GekūDedicated to the goddess of food, clothing, and housing, Toyouke-o-mikami. Accordingly, there are snacks and souvenirs available at a stand near the main gate. The smaller of the two, it is a 5-minute walk from Ise Station.
NaikūDedicated to the sun goddess, Amaterasu-o-mikami, and is the larger and more important of the two. There are a few ponds full of colorful carp, and the river that runs nearby has the less colorful ones who didn't make the cut.
Kawasaki KaiwaiThe old merchants quarters of town. Many old buildings remain. Good for a stroll.
Meoto Iwa(夫婦岩) Also known as the Husband-and-Wife Rocks or the Wedded Rocks, these two rocks just offshore are tied together with a Shinto shimenawa rope weighing over a ton. The rocks are said to represent Izanagi and Izanami, the creator gods of Shinto myth, and the larger "male" rock has a small torii gate on top. While photos often make the rocks appear much larger than they really are, it is still a unique and interesting site.
Kagurasai CeremonyThere are spring and autumn versions of this event. Performances of dance, music, noh, shigin and displays of flower arrangement are held in the garden at Naiku.
Miya River Fireworks FestivalThough not as spectacular as some fireworks festivals in Japan, this is in fact a competition for fireworks producers. Original and unique fireworks can be seen.
Oharai MachiShop and enjoy the atmosphere. This stretch of shops and restaurants retains a real historical feel. The restaurants on the left offer a nice view over Isuzu River. Halfway up the road on the right is Okage Yokochou (おかげ横丁), a relatively new addition, with more eateries and a variety of souvenir shops. The best time to visit is in the weekend. Often you can enjoy a free performance such as a taiko (Japanese drums). Avoid this area in the weeks after New Year. The massive crowds of people visiting Naiku make it hard to enjoy. If you go in the height of summer take your swimwear and you can enjoy a dip in Isuzu river. Swimming above the stonework near the bridge is strictly prohibited but swimming in the deeper spot adjacent to the car park is fine. Not many people swim there, mostly local school kids, but the water is clean and clear, take your goggles for a good view of the massive carp.
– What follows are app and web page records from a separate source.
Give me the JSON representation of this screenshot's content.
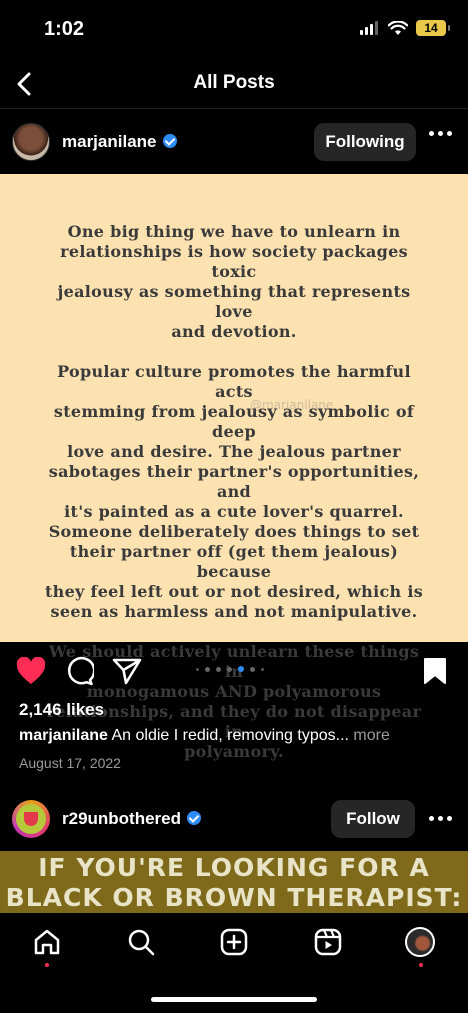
{
  "status_bar": {
    "time": "1:02",
    "battery": "14"
  },
  "header": {
    "title": "All Posts"
  },
  "post": {
    "username": "marjanilane",
    "follow_state": "Following",
    "image_text": [
      "One big thing we have to unlearn in\nrelationships is how society packages toxic\njealousy as something that represents love\nand devotion.",
      "Popular culture promotes the harmful acts\nstemming from jealousy as symbolic of deep\nlove and desire. The jealous partner\nsabotages their partner's opportunities, and\nit's painted as a cute lover's quarrel.\nSomeone deliberately does things to set\ntheir partner off (get them jealous) because\nthey feel left out or not desired, which is\nseen as harmless and not manipulative.",
      "We should actively unlearn these things in\nmonogamous AND polyamorous\nrelationships, and they do not disappear in\npolyamory."
    ],
    "watermark": "@marjanilane",
    "likes": "2,146 likes",
    "caption_user": "marjanilane",
    "caption_text": "An oldie I redid, removing typos...",
    "caption_more": "more",
    "date": "August 17, 2022",
    "carousel": {
      "total": 5,
      "active_index": 3
    }
  },
  "next_post": {
    "username": "r29unbothered",
    "follow_label": "Follow",
    "banner_text": "IF YOU'RE LOOKING FOR A\nBLACK OR BROWN THERAPIST:"
  },
  "colors": {
    "post_bg": "#fce1b1",
    "like_red": "#ff2d55",
    "verified_blue": "#2f8cf6",
    "banner_bg": "#7e6a1a"
  },
  "icons": {
    "back": "chevron-left-icon",
    "like": "heart-icon",
    "comment": "comment-bubble-icon",
    "share": "paper-plane-icon",
    "save": "bookmark-icon",
    "nav": [
      "home-icon",
      "search-icon",
      "create-icon",
      "reels-icon",
      "profile-icon"
    ]
  }
}
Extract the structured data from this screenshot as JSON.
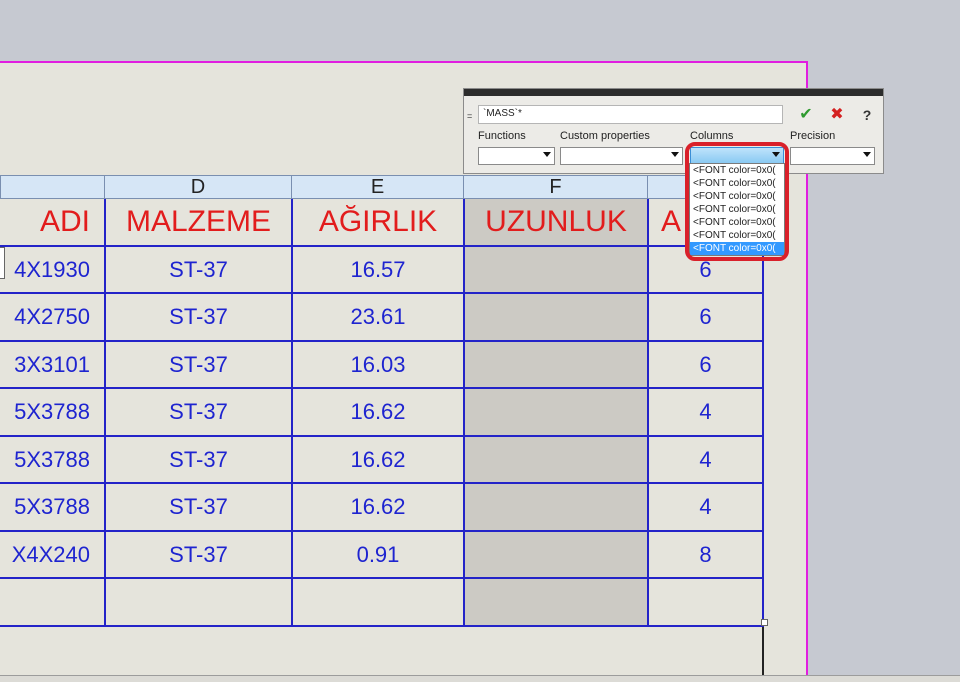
{
  "formula_bar": {
    "equals": "=",
    "expression": "`MASS`*",
    "ok_icon": "✔",
    "cancel_icon": "✖",
    "help_icon": "?",
    "labels": {
      "functions": "Functions",
      "custom_properties": "Custom properties",
      "columns": "Columns",
      "precision": "Precision"
    }
  },
  "dropdown_items": [
    "<FONT color=0x0(",
    "<FONT color=0x0(",
    "<FONT color=0x0(",
    "<FONT color=0x0(",
    "<FONT color=0x0(",
    "<FONT color=0x0(",
    "<FONT color=0x0("
  ],
  "column_letters": [
    "D",
    "E",
    "F",
    ""
  ],
  "table": {
    "headers": [
      "ADI",
      "MALZEME",
      "AĞIRLIK",
      "UZUNLUK",
      "A"
    ],
    "rows": [
      [
        "4X1930",
        "ST-37",
        "16.57",
        "",
        "6"
      ],
      [
        "4X2750",
        "ST-37",
        "23.61",
        "",
        "6"
      ],
      [
        "3X3101",
        "ST-37",
        "16.03",
        "",
        "6"
      ],
      [
        "5X3788",
        "ST-37",
        "16.62",
        "",
        "4"
      ],
      [
        "5X3788",
        "ST-37",
        "16.62",
        "",
        "4"
      ],
      [
        "5X3788",
        "ST-37",
        "16.62",
        "",
        "4"
      ],
      [
        "X4X240",
        "ST-37",
        "0.91",
        "",
        "8"
      ],
      [
        "",
        "",
        "",
        "",
        ""
      ]
    ]
  }
}
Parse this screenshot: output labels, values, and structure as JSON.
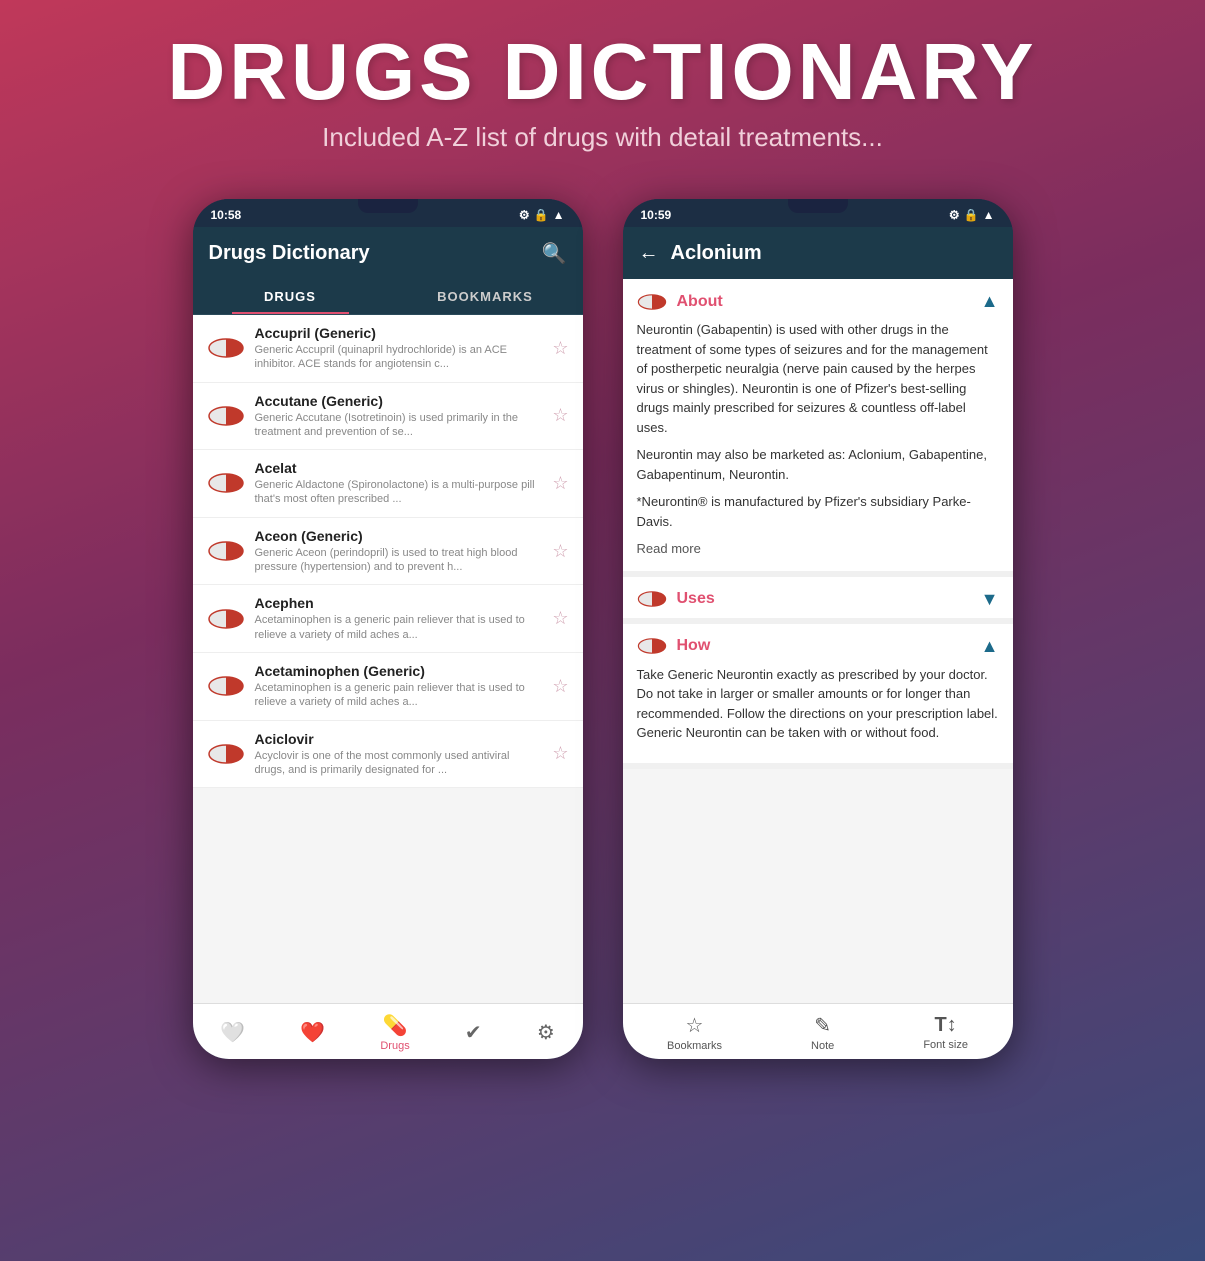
{
  "header": {
    "title": "DRUGS DICTIONARY",
    "subtitle": "Included A-Z list of drugs with detail treatments..."
  },
  "phone_left": {
    "status_time": "10:58",
    "app_title": "Drugs Dictionary",
    "tabs": [
      "DRUGS",
      "BOOKMARKS"
    ],
    "active_tab": 0,
    "drugs": [
      {
        "name": "Accupril (Generic)",
        "desc": "Generic Accupril (quinapril hydrochloride) is an ACE inhibitor. ACE stands for angiotensin c..."
      },
      {
        "name": "Accutane (Generic)",
        "desc": "Generic Accutane (Isotretinoin) is used primarily in the treatment and prevention of se..."
      },
      {
        "name": "Acelat",
        "desc": "Generic Aldactone (Spironolactone) is a multi-purpose pill that's most often prescribed ..."
      },
      {
        "name": "Aceon (Generic)",
        "desc": "Generic Aceon (perindopril) is used to treat high blood pressure (hypertension) and to prevent h..."
      },
      {
        "name": "Acephen",
        "desc": "Acetaminophen is a generic pain reliever that is used to relieve a variety of mild aches a..."
      },
      {
        "name": "Acetaminophen (Generic)",
        "desc": "Acetaminophen is a generic pain reliever that is used to relieve a variety of mild aches a..."
      },
      {
        "name": "Aciclovir",
        "desc": "Acyclovir is one of the most commonly used antiviral drugs, and is primarily designated for ..."
      }
    ],
    "nav_items": [
      {
        "icon": "❤",
        "label": ""
      },
      {
        "icon": "♡",
        "label": ""
      },
      {
        "icon": "💊",
        "label": "Drugs"
      },
      {
        "icon": "✓",
        "label": ""
      },
      {
        "icon": "⚙",
        "label": ""
      }
    ]
  },
  "phone_right": {
    "status_time": "10:59",
    "app_title": "Aclonium",
    "sections": [
      {
        "id": "about",
        "title": "About",
        "expanded": true,
        "chevron": "▲",
        "content": "Neurontin (Gabapentin) is used with other drugs in the treatment of some types of seizures and for the management of postherpetic neuralgia (nerve pain caused by the herpes virus or shingles). Neurontin is one of Pfizer's best-selling drugs mainly prescribed for seizures & countless off-label uses.",
        "extra1": "Neurontin may also be marketed as: Aclonium, Gabapentine, Gabapentinum, Neurontin.",
        "extra2": "*Neurontin® is manufactured by Pfizer's subsidiary Parke-Davis.",
        "read_more": "Read more"
      },
      {
        "id": "uses",
        "title": "Uses",
        "expanded": false,
        "chevron": "▼",
        "content": ""
      },
      {
        "id": "how",
        "title": "How",
        "expanded": true,
        "chevron": "▲",
        "content": "Take Generic Neurontin exactly as prescribed by your doctor. Do not take in larger or smaller amounts or for longer than recommended. Follow the directions on your prescription label. Generic Neurontin can be taken with or without food."
      }
    ],
    "nav_items": [
      {
        "icon": "☆",
        "label": "Bookmarks"
      },
      {
        "icon": "✎",
        "label": "Note"
      },
      {
        "icon": "T↕",
        "label": "Font size"
      }
    ]
  }
}
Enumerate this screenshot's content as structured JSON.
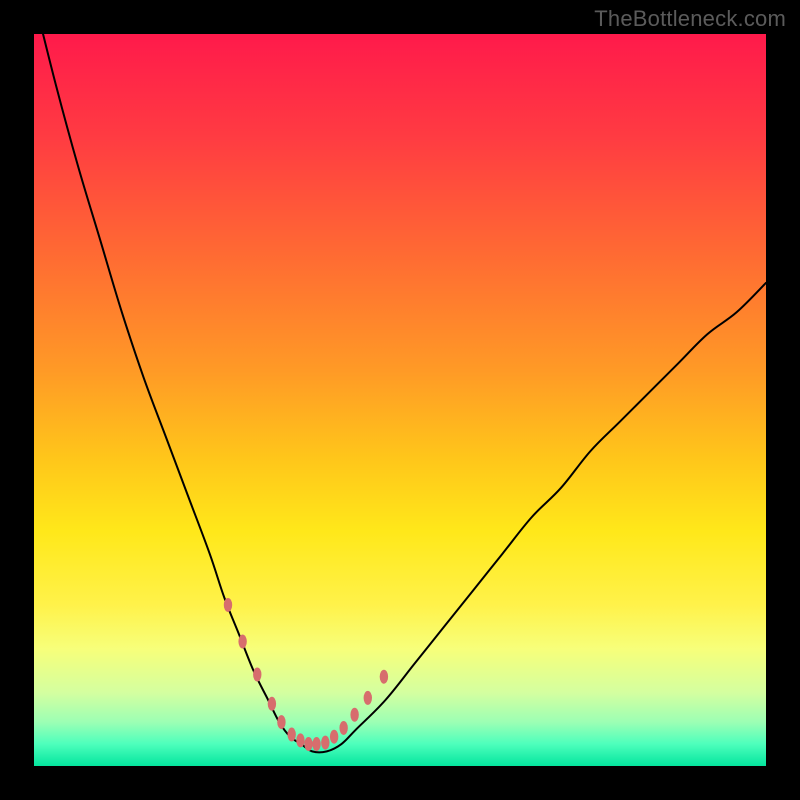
{
  "watermark": {
    "text": "TheBottleneck.com"
  },
  "chart_data": {
    "type": "line",
    "title": "",
    "xlabel": "",
    "ylabel": "",
    "xlim": [
      0,
      100
    ],
    "ylim": [
      0,
      100
    ],
    "gradient": {
      "stops": [
        {
          "pct": 0,
          "color": "#ff1a4b"
        },
        {
          "pct": 14,
          "color": "#ff3b42"
        },
        {
          "pct": 30,
          "color": "#ff6a33"
        },
        {
          "pct": 46,
          "color": "#ff9a26"
        },
        {
          "pct": 58,
          "color": "#ffc61a"
        },
        {
          "pct": 68,
          "color": "#ffe81a"
        },
        {
          "pct": 78,
          "color": "#fff24a"
        },
        {
          "pct": 84,
          "color": "#f7ff7a"
        },
        {
          "pct": 90,
          "color": "#d4ffa0"
        },
        {
          "pct": 94,
          "color": "#9cffb4"
        },
        {
          "pct": 97,
          "color": "#4dffbc"
        },
        {
          "pct": 100,
          "color": "#04e59e"
        }
      ]
    },
    "series": [
      {
        "name": "bottleneck-curve",
        "stroke": "#000000",
        "stroke_width": 2,
        "x": [
          0,
          3,
          6,
          9,
          12,
          15,
          18,
          21,
          24,
          26,
          28,
          30,
          32,
          33.5,
          35,
          36.5,
          38,
          40,
          42,
          44,
          48,
          52,
          56,
          60,
          64,
          68,
          72,
          76,
          80,
          84,
          88,
          92,
          96,
          100
        ],
        "y": [
          105,
          93,
          82,
          72,
          62,
          53,
          45,
          37,
          29,
          23,
          18,
          13,
          9,
          6,
          4,
          3,
          2,
          2,
          3,
          5,
          9,
          14,
          19,
          24,
          29,
          34,
          38,
          43,
          47,
          51,
          55,
          59,
          62,
          66
        ]
      },
      {
        "name": "samples-left",
        "type": "scatter",
        "color": "#d76d6d",
        "marker_rx": 4.2,
        "marker_ry": 7,
        "x": [
          26.5,
          28.5,
          30.5,
          32.5,
          33.8,
          35.2,
          36.4,
          37.5,
          38.6
        ],
        "y": [
          22,
          17,
          12.5,
          8.5,
          6,
          4.3,
          3.5,
          3.0,
          3.0
        ]
      },
      {
        "name": "samples-right",
        "type": "scatter",
        "color": "#d76d6d",
        "marker_rx": 4.2,
        "marker_ry": 7,
        "x": [
          39.8,
          41.0,
          42.3,
          43.8,
          45.6,
          47.8
        ],
        "y": [
          3.2,
          4.0,
          5.2,
          7.0,
          9.3,
          12.2
        ]
      }
    ]
  }
}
Those with a sweet tooth will enjoy akafuku (赤福）, a mochi rice cake wrapped in red bean jam. With complimentary green tea akafuku costs ¥280 (for three) at stalls around Naiku. You can also buy it boxed at Iseshi Station and Ujiyamada Station.
OkunoyaQuality Japanese-style food at a reasonable price.
phone: +81 596-28-3064address: Honmachi 10-13Sublime charcoal-grilled eel (unagi 鰻) dishes.
SenA yakiniku(焼肉) restaurant within walking distance of Ise City.
MisuzuA little family run restaurant. They're famous in the area for gyoza(餃子), but also serve fried chicken, rice balls, and oden.
phone: +81 596-24-8428One of the nicer bars in the area. It has a good selection of drinks and is a popular hangout for local expats thanks to its affable, English-speaking owner.
phone: +81 596-28-2954A traditional style ryokan.
phone: +81 596-43-2074A renovated, wooden, traditional style ryokan that overlooks the sea.
phone: +81 596-64-8565A backpacker's hostel. The staff is very friendly, and can speak English well enough to help you with almost anything you need. There's a bar in the lobby, but the drinks are a little expensive.